§ Exercise aim
What you give back should match the entries below character for character.

§ Data in this exercise
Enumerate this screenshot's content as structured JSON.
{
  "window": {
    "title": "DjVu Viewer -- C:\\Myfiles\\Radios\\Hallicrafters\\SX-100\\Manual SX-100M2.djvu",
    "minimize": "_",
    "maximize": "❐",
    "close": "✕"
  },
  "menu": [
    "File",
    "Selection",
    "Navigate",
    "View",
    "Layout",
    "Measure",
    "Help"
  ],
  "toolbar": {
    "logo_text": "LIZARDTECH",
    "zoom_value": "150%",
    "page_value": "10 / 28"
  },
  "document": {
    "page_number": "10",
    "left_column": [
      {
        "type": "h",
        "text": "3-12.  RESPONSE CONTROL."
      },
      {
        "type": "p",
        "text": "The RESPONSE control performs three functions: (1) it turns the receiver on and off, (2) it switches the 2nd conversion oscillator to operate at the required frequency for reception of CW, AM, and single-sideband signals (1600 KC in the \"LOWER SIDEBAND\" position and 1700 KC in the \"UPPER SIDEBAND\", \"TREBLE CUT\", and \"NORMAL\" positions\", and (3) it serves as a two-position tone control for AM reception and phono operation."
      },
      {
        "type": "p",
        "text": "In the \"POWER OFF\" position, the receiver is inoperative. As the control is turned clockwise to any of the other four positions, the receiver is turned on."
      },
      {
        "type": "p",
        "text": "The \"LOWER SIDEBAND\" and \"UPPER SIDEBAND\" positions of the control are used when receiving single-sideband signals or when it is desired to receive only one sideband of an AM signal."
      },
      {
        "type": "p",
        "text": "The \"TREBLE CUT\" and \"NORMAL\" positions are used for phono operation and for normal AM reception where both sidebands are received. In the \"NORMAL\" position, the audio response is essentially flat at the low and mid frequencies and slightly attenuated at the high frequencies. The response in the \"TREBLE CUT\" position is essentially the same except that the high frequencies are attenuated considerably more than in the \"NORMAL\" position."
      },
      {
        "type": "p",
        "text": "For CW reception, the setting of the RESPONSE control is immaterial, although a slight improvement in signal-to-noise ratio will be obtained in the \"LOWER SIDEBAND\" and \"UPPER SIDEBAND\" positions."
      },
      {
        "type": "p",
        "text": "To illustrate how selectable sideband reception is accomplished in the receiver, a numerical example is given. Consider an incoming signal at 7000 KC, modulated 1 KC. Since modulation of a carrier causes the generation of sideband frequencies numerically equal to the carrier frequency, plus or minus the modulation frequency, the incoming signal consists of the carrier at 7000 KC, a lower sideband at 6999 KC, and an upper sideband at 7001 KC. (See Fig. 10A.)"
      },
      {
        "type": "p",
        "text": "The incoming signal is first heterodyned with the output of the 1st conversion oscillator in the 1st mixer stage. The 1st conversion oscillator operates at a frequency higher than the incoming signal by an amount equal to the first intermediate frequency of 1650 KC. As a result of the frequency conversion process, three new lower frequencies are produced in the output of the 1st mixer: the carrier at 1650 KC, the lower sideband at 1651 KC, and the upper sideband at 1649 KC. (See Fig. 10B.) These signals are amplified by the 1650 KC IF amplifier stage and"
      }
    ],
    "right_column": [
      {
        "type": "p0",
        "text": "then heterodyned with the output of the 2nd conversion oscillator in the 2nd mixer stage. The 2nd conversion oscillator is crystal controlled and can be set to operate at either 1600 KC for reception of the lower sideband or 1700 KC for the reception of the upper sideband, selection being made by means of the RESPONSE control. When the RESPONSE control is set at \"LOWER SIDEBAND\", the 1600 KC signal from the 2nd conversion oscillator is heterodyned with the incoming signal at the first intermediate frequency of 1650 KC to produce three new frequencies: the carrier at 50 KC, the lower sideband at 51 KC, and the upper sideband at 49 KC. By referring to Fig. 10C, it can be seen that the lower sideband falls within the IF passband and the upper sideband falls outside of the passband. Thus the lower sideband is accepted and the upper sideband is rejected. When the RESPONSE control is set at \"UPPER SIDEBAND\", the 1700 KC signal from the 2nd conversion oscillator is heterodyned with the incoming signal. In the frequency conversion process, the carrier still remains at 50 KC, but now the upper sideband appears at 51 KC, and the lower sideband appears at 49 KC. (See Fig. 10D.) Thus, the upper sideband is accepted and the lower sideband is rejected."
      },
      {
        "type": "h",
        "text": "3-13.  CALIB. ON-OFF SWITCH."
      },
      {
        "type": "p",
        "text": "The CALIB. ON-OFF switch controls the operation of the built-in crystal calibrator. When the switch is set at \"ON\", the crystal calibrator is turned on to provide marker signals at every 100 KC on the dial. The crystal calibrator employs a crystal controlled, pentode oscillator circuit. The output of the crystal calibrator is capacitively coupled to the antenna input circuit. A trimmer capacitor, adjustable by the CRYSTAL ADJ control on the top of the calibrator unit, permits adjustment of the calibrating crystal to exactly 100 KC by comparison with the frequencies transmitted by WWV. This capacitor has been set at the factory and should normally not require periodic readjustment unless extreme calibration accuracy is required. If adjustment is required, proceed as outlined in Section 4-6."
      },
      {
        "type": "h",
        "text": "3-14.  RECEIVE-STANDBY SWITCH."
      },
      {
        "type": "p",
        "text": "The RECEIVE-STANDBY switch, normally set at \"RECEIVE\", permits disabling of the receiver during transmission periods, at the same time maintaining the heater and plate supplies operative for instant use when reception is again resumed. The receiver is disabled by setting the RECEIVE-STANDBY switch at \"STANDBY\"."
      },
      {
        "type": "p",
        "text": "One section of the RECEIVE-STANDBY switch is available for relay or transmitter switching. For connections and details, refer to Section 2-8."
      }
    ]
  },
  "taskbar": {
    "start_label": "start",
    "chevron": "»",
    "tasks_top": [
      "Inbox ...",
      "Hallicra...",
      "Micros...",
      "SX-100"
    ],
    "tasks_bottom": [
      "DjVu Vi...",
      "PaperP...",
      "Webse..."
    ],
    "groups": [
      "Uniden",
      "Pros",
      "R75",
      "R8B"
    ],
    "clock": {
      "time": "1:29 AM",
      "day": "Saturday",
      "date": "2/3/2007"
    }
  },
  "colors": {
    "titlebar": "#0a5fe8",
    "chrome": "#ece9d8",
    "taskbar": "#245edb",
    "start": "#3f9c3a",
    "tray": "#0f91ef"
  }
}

§ Solution to this problem
Enumerate this screenshot's content as structured JSON.
{
  "window": {
    "title": "DjVu Viewer -- C:\\Myfiles\\Radios\\Hallicrafters\\SX-100\\Manual SX-100M2.djvu",
    "minimize": "_",
    "maximize": "❐",
    "close": "✕"
  },
  "menu": [
    "File",
    "Selection",
    "Navigate",
    "View",
    "Layout",
    "Measure",
    "Help"
  ],
  "toolbar": {
    "logo_text": "LIZARDTECH",
    "zoom_value": "150%",
    "page_value": "10 / 28"
  },
  "document": {
    "page_number": "10",
    "left_column": [
      {
        "type": "h",
        "text": "3-12.  RESPONSE CONTROL."
      },
      {
        "type": "p",
        "text": "The RESPONSE control performs three functions: (1) it turns the receiver on and off, (2) it switches the 2nd conversion oscillator to operate at the required frequency for reception of CW, AM, and single-sideband signals (1600 KC in the \"LOWER SIDEBAND\" position and 1700 KC in the \"UPPER SIDEBAND\", \"TREBLE CUT\", and \"NORMAL\" positions\", and (3) it serves as a two-position tone control for AM reception and phono operation."
      },
      {
        "type": "p",
        "text": "In the \"POWER OFF\" position, the receiver is inoperative. As the control is turned clockwise to any of the other four positions, the receiver is turned on."
      },
      {
        "type": "p",
        "text": "The \"LOWER SIDEBAND\" and \"UPPER SIDEBAND\" positions of the control are used when receiving single-sideband signals or when it is desired to receive only one sideband of an AM signal."
      },
      {
        "type": "p",
        "text": "The \"TREBLE CUT\" and \"NORMAL\" positions are used for phono operation and for normal AM reception where both sidebands are received. In the \"NORMAL\" position, the audio response is essentially flat at the low and mid frequencies and slightly attenuated at the high frequencies. The response in the \"TREBLE CUT\" position is essentially the same except that the high frequencies are attenuated considerably more than in the \"NORMAL\" position."
      },
      {
        "type": "p",
        "text": "For CW reception, the setting of the RESPONSE control is immaterial, although a slight improvement in signal-to-noise ratio will be obtained in the \"LOWER SIDEBAND\" and \"UPPER SIDEBAND\" positions."
      },
      {
        "type": "p",
        "text": "To illustrate how selectable sideband reception is accomplished in the receiver, a numerical example is given. Consider an incoming signal at 7000 KC, modulated 1 KC. Since modulation of a carrier causes the generation of sideband frequencies numerically equal to the carrier frequency, plus or minus the modulation frequency, the incoming signal consists of the carrier at 7000 KC, a lower sideband at 6999 KC, and an upper sideband at 7001 KC. (See Fig. 10A.)"
      },
      {
        "type": "p",
        "text": "The incoming signal is first heterodyned with the output of the 1st conversion oscillator in the 1st mixer stage. The 1st conversion oscillator operates at a frequency higher than the incoming signal by an amount equal to the first intermediate frequency of 1650 KC. As a result of the frequency conversion process, three new lower frequencies are produced in the output of the 1st mixer: the carrier at 1650 KC, the lower sideband at 1651 KC, and the upper sideband at 1649 KC. (See Fig. 10B.) These signals are amplified by the 1650 KC IF amplifier stage and"
      }
    ],
    "right_column": [
      {
        "type": "p0",
        "text": "then heterodyned with the output of the 2nd conversion oscillator in the 2nd mixer stage. The 2nd conversion oscillator is crystal controlled and can be set to operate at either 1600 KC for reception of the lower sideband or 1700 KC for the reception of the upper sideband, selection being made by means of the RESPONSE control. When the RESPONSE control is set at \"LOWER SIDEBAND\", the 1600 KC signal from the 2nd conversion oscillator is heterodyned with the incoming signal at the first intermediate frequency of 1650 KC to produce three new frequencies: the carrier at 50 KC, the lower sideband at 51 KC, and the upper sideband at 49 KC. By referring to Fig. 10C, it can be seen that the lower sideband falls within the IF passband and the upper sideband falls outside of the passband. Thus the lower sideband is accepted and the upper sideband is rejected. When the RESPONSE control is set at \"UPPER SIDEBAND\", the 1700 KC signal from the 2nd conversion oscillator is heterodyned with the incoming signal. In the frequency conversion process, the carrier still remains at 50 KC, but now the upper sideband appears at 51 KC, and the lower sideband appears at 49 KC. (See Fig. 10D.) Thus, the upper sideband is accepted and the lower sideband is rejected."
      },
      {
        "type": "h",
        "text": "3-13.  CALIB. ON-OFF SWITCH."
      },
      {
        "type": "p",
        "text": "The CALIB. ON-OFF switch controls the operation of the built-in crystal calibrator. When the switch is set at \"ON\", the crystal calibrator is turned on to provide marker signals at every 100 KC on the dial. The crystal calibrator employs a crystal controlled, pentode oscillator circuit. The output of the crystal calibrator is capacitively coupled to the antenna input circuit. A trimmer capacitor, adjustable by the CRYSTAL ADJ control on the top of the calibrator unit, permits adjustment of the calibrating crystal to exactly 100 KC by comparison with the frequencies transmitted by WWV. This capacitor has been set at the factory and should normally not require periodic readjustment unless extreme calibration accuracy is required. If adjustment is required, proceed as outlined in Section 4-6."
      },
      {
        "type": "h",
        "text": "3-14.  RECEIVE-STANDBY SWITCH."
      },
      {
        "type": "p",
        "text": "The RECEIVE-STANDBY switch, normally set at \"RECEIVE\", permits disabling of the receiver during transmission periods, at the same time maintaining the heater and plate supplies operative for instant use when reception is again resumed. The receiver is disabled by setting the RECEIVE-STANDBY switch at \"STANDBY\"."
      },
      {
        "type": "p",
        "text": "One section of the RECEIVE-STANDBY switch is available for relay or transmitter switching. For connections and details, refer to Section 2-8."
      }
    ]
  },
  "taskbar": {
    "start_label": "start",
    "chevron": "»",
    "tasks_top": [
      "Inbox ...",
      "Hallicra...",
      "Micros...",
      "SX-100"
    ],
    "tasks_bottom": [
      "DjVu Vi...",
      "PaperP...",
      "Webse..."
    ],
    "groups": [
      "Uniden",
      "Pros",
      "R75",
      "R8B"
    ],
    "clock": {
      "time": "1:29 AM",
      "day": "Saturday",
      "date": "2/3/2007"
    }
  },
  "colors": {
    "titlebar": "#0a5fe8",
    "chrome": "#ece9d8",
    "taskbar": "#245edb",
    "start": "#3f9c3a",
    "tray": "#0f91ef"
  }
}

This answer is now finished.